Despite ho-hum reaction from the film critics, this is not a bad film, although it does suffer from slow pacing. In fact, as a remake it compares more favorably to its source material than THE RING does — at least in part because the Japanese version of DARK WATER is not as good as RINGU. It’s easy to see why an American producer would be attracted to the source material: the tale of divorced mother fighting for her daughter in a custody battle and fending off a malevolent ghost combines real-world believability with supernatural horror, providing a strong identification figure that could appeal to women and thus increase the film’s appeal to an audience not normally known to frequent genre films.
Unfortunately, the supernatural element is underplayed to the extent that the story almost became nothing more than a domestic drama with fly (i.e., ghost) in the ointment. Instead of supernatural manifestations, most of the “horror” resides in the grungy surroundings, which come to represent the state of mind of the protagonist. The film even emphasizes the psychological interpretation by casting the same child actress (Pela Haney-Jardine) as the ghost and as the mother character when she is seen in flashback as a young girl. It’s as if the film is saying that the ghost is spiritually the woman’s daughter
This causes some unnecessary confusion, and it deletes the horror. In the Japanese version of DARK WATER, director Hideo Nakata kept the ghost girl’s face mostly unseen (as he had done in RINGU), which helped lend her a menacing air.
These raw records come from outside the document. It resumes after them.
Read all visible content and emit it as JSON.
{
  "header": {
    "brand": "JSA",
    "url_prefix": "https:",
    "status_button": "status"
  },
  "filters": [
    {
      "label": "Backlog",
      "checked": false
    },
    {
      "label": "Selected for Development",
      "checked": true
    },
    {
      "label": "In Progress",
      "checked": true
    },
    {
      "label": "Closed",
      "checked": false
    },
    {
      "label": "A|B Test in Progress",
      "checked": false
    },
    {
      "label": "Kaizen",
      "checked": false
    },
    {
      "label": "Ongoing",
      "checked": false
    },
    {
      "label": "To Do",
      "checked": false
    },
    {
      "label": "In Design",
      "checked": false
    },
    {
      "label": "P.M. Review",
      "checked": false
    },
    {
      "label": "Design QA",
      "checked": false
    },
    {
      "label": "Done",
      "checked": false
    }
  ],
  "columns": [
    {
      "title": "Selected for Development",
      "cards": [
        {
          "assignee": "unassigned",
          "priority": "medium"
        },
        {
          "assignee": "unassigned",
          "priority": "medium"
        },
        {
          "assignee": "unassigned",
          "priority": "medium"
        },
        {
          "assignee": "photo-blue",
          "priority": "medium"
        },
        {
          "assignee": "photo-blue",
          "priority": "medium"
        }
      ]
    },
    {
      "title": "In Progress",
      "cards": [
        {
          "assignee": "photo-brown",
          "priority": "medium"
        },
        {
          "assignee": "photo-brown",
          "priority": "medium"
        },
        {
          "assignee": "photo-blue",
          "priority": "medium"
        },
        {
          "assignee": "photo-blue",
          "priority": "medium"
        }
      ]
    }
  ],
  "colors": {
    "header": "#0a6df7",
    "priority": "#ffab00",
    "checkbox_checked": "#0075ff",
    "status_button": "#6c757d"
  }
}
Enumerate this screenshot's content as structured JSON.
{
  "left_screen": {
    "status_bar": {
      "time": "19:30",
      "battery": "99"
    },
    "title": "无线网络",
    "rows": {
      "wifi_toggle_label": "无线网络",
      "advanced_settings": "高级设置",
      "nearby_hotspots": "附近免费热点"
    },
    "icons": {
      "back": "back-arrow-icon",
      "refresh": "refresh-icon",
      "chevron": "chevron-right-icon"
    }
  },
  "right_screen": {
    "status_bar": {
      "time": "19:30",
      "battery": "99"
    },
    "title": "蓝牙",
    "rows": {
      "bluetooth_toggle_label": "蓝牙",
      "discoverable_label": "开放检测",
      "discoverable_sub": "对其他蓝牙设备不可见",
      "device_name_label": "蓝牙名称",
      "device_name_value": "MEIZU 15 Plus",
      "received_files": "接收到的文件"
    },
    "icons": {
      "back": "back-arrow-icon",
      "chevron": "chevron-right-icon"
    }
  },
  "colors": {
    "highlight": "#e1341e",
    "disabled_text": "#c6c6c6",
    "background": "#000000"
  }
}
Walter Salles diminishes the threat by showing us the girl’s face — she simply is not that spooky. Worse, by making the two daughters look so much alike, the film overplays the mother’s inability to distinguish them, to the point that when the “shocking” revelation is made, viewers almost miss it, because the two girls look too much alike.
Fortunately, the film offers some compensation for these missteps. The atmosphere is extremely effective (thanks to the production designer and the cinematographer), and the cast is great. Jennifer Connelly is very moving as the strung-out mother. Brit Tim Roth is absolutely convincing as her sympathetic American lawyer. John C. Reilly does a wonderful job as the sleazebag slumlord who always pretends to be on top of everything but never lifts a finger as his property falls to pieces. And Pete Postlethwaite manages to register memorably in what could have been a thankless role, as the grumpy, slightly sinister repairman in the rundown building.
The screenplay has a few nice touches. It manages to make you care about what’s happening, and never succumbs to the temptation to throw the story out the window and plunge full bore into thriller mode (a tactic that destroyed HIDE AND SEEK, which has a slightly similar feel). This restrained approach pays off in the long run: establishing a sense of reality makes the intrusions of the supernatural that much more effective.
The film also deserves some credit for massaging the usual Hollywood clichés. Inevitably, the former spouse has to be cast in a bad light in order to fuel the drama. DARK WATER certainly does this, at first, but near the end the script works hard to show the warring spouses coming to some kind of mutual understanding, if not reconciliation, and the scene really works toward making the story feel believable, not contrived for maximum melodrama at the expense of credibility.
Although not as financially successful as the American version of THE RING, DARK WATER is probably the better movie; at least, it does a better job of standing up on its own terms in comparison to the Japanese original. As a horror film, it is a bit of a disappointment, but it works fairly well as a dramatic psychological thriller with some supernatural elements.
The film may feel like a bit of a rehash: not only is it a remake, but also Hideo Nakata stole some of its thunder when he directed THE RING TWO, which incorporated many elements he had used in the Japanese version of DARK WATER. Yet the American remake of DARK WATER still emerges as the superior film; especially, it gets points for remaining true to the bittersweet spirit of the original ending, which offered a sad but touching silver lining to a very dark cloud.
DARK WATER, like THE RING, is a remake of a Japanese horror film. Both Japanese films were based on novel by Koji Suzuki, and both were directed by Hideo Nakata. Although the remake of THE RING was directed by Gore Verbinski, THE RING TWO was directed by Nakata. Apparently bored with THE RING mythology, Nakata (working with screenwriter Ehren Kruger) turned RING TWO into an unofficial remake of DARK WATER. Both films feature a mother protecting her child from a waterlogged ghost that wants to find a surrogate mother and thus enjoy the happy childhood that was cruelly denied her during life.
DARK WATER (2005). Directed by Walter Salles. Screenplay by Rafael Yglesias, based onthe novel by Koji Suzuki and the film scripted by Hideo Nakata and Takashige Ichise. Cast: Jennifer Connelly, John C. Reilly, Tim Roth, Dougray Scott, Pete Postlethwaite, Camryn Manheim, Ariel Gade, Pela Haney-Jardine.